-- Opening Marker --

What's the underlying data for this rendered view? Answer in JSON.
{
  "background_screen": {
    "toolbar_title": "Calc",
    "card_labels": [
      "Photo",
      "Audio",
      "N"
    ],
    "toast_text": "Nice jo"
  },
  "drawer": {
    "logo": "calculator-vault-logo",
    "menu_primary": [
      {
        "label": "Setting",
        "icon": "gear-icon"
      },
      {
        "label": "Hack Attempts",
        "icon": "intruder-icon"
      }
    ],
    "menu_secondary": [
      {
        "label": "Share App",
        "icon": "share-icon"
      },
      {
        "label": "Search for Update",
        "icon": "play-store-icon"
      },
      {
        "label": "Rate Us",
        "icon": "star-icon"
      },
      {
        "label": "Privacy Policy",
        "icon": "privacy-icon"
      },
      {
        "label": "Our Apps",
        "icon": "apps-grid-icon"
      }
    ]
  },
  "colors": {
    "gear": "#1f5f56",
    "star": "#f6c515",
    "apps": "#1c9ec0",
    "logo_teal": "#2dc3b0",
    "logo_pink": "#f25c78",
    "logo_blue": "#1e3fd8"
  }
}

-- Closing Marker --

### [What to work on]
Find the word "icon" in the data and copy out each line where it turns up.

### [Result]
        "icon": "gear-icon"
        "icon": "intruder-icon"
        "icon": "share-icon"
        "icon": "play-store-icon"
        "icon": "star-icon"
        "icon": "privacy-icon"
        "icon": "apps-grid-icon"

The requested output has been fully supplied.